Pittenger, Michelle 1; Feazel, Chip 1; Buijs, Govert J.1; Reid, Ray R.1; Johnson, Paul W.1
1 ConocoPhillips, Houston, TX.

Much like an exploration play, defining a CO2 storage target starts with understanding the subsurface. This requires the integration of all available data, from core descriptions to seismic interpretation. Unfortunately, in the areas and reservoirs not traditionally explored for oil and gas, these data are rare to non-existent. The Cambrian-Ordovician Knox Group dolostones of western Kentucky qualify as one of these types of potential injection targets. With a database of about 25 well logs, a loose 2-D seismic grid, a few whole cores, and a few well tests, a geologic model of the Knox in western Kentucky was constructed to help understand the potential for CO2 storage in these rocks.

Initially, ideas for porosity development in the predominantly tight Knox dolostones were based on geologic models of the age-equivalent Ellenburger and Arbuckle formations. In these formations, karsting plays a dominant role. Evaluation of several Knox whole cores, however, indicated only minor epikarst zones in very low porosity intervals. Most of the porosity development is associated with large dolomite crystal-lined vugs which are interpreted to have precipitated from hydrothermal fluids. Borehole image logs also seem to point towards vugs and fractures as significant contributors to porosity.

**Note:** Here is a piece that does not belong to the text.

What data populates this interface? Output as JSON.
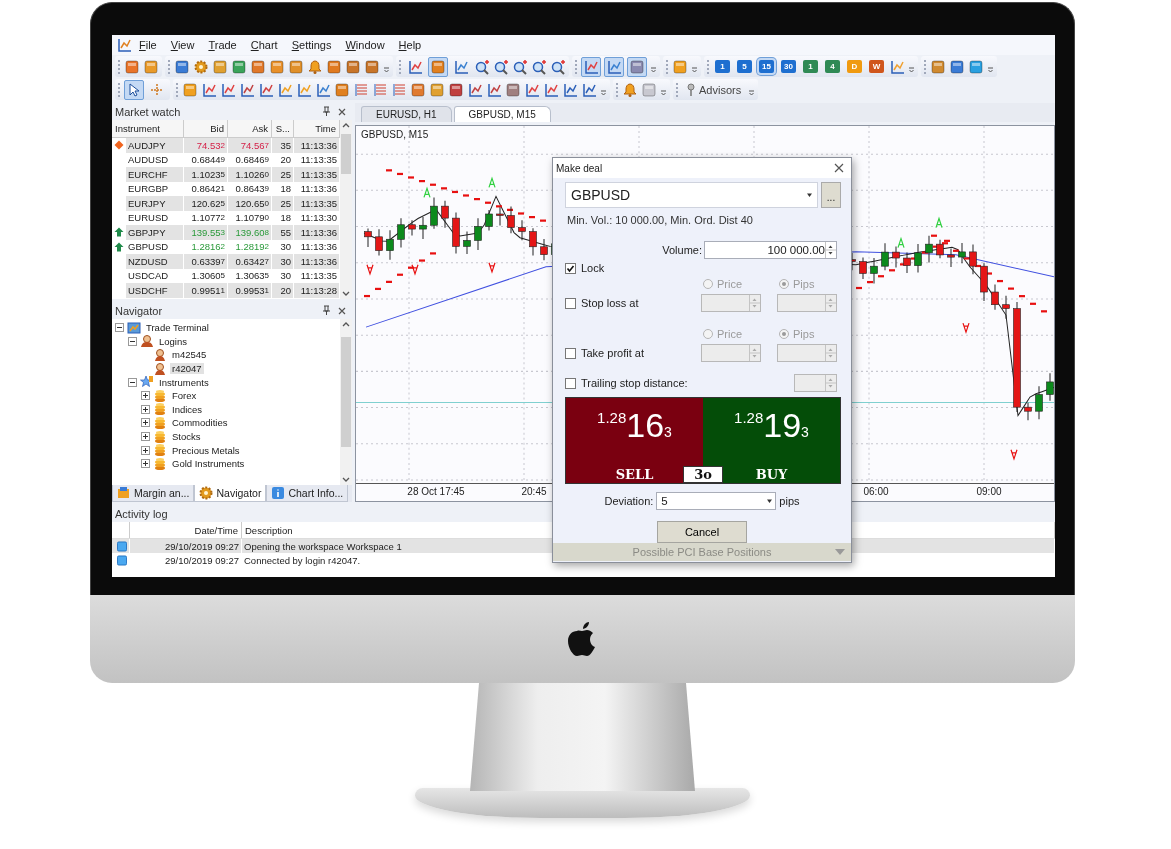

Interpreted core and log data were integrated with 2-D seismic interpretations to produce a geocellular model which was used for flow simulation of potential CO2 injection volumes and rates within the Knox Group dolostones. Initial indications are that the Knox Group dolostones have the potential to accept the large volumes of supercritical CO2 necessary for a CO2 storage site, though a significant number of wells may be required. In order to further assess this model, the Kentucky Consortium for Carbon Sequestration will drill a well in early 2009 to test the CO2 injection capacity of the Knox Group and potential secondary targets. Further evaluation of the sealing capacity of the overlying tight carbonates and shales will also be done using whole cores taken in this test well to assess their ability to permanently contain injected supercritical CO2.


AAPG Search and Discovery Article #90090©2009 AAPG Annual Convention and Exhibition, Denver, Colorado, June 7-10, 2009